The entries follow. Copy every line in which "table" appears.

——

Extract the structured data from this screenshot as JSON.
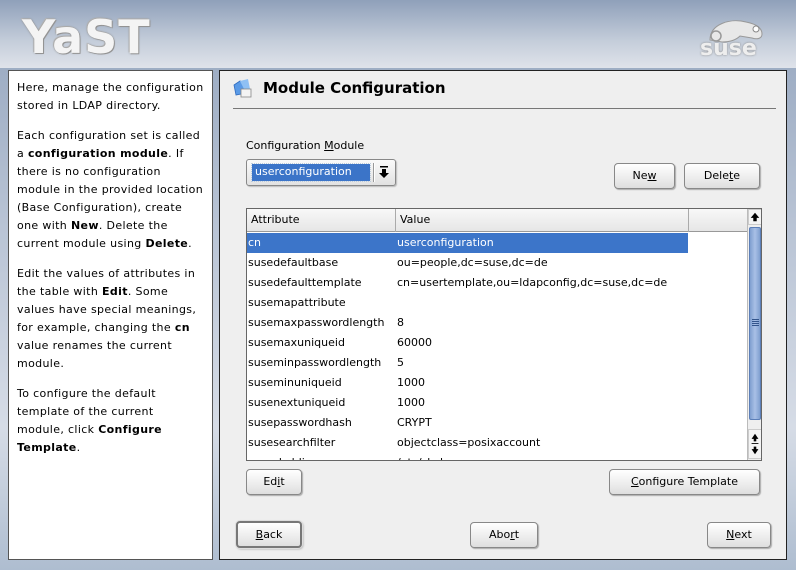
{
  "banner": {
    "app_logo": "YaST",
    "vendor_logo": "suse"
  },
  "help": {
    "paragraphs": [
      [
        {
          "t": "Here, manage the configuration stored in LDAP directory."
        }
      ],
      [
        {
          "t": "Each configuration set is called a "
        },
        {
          "b": "configuration module"
        },
        {
          "t": ". If there is no configuration module in the provided location (Base Configuration), create one with "
        },
        {
          "b": "New"
        },
        {
          "t": ". Delete the current module using "
        },
        {
          "b": "Delete"
        },
        {
          "t": "."
        }
      ],
      [
        {
          "t": "Edit the values of attributes in the table with "
        },
        {
          "b": "Edit"
        },
        {
          "t": ". Some values have special meanings, for example, changing the "
        },
        {
          "b": "cn"
        },
        {
          "t": " value renames the current module."
        }
      ],
      [
        {
          "t": "To configure the default template of the current module, click "
        },
        {
          "b": "Configure Template"
        },
        {
          "t": "."
        }
      ]
    ]
  },
  "main": {
    "title": "Module Configuration",
    "title_icon": "ldap-config-icon",
    "config_module": {
      "label_pre": "Configuration ",
      "label_mnemonic": "M",
      "label_post": "odule",
      "selected": "userconfiguration"
    },
    "buttons": {
      "new": {
        "pre": "Ne",
        "mn": "w",
        "post": ""
      },
      "delete": {
        "pre": "Dele",
        "mn": "t",
        "post": "e"
      },
      "edit": {
        "pre": "Ed",
        "mn": "i",
        "post": "t"
      },
      "configure_template": {
        "pre": "",
        "mn": "C",
        "post": "onfigure Template"
      }
    },
    "table": {
      "columns": [
        "Attribute",
        "Value"
      ],
      "selected_index": 0,
      "rows": [
        {
          "attribute": "cn",
          "value": "userconfiguration"
        },
        {
          "attribute": "susedefaultbase",
          "value": "ou=people,dc=suse,dc=de"
        },
        {
          "attribute": "susedefaulttemplate",
          "value": "cn=usertemplate,ou=ldapconfig,dc=suse,dc=de"
        },
        {
          "attribute": "susemapattribute",
          "value": ""
        },
        {
          "attribute": "susemaxpasswordlength",
          "value": "8"
        },
        {
          "attribute": "susemaxuniqueid",
          "value": "60000"
        },
        {
          "attribute": "suseminpasswordlength",
          "value": "5"
        },
        {
          "attribute": "suseminuniqueid",
          "value": "1000"
        },
        {
          "attribute": "susenextuniqueid",
          "value": "1000"
        },
        {
          "attribute": "susepasswordhash",
          "value": "CRYPT"
        },
        {
          "attribute": "susesearchfilter",
          "value": "objectclass=posixaccount"
        },
        {
          "attribute": "suseskeldir",
          "value": "/etc/skel"
        }
      ]
    }
  },
  "nav": {
    "back": {
      "pre": "",
      "mn": "B",
      "post": "ack"
    },
    "abort": {
      "pre": "Abo",
      "mn": "r",
      "post": "t"
    },
    "next": {
      "pre": "",
      "mn": "N",
      "post": "ext"
    }
  }
}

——

[ANSWER BELOW]:
          "t": "Edit the values of attributes in the table with "
    "table": {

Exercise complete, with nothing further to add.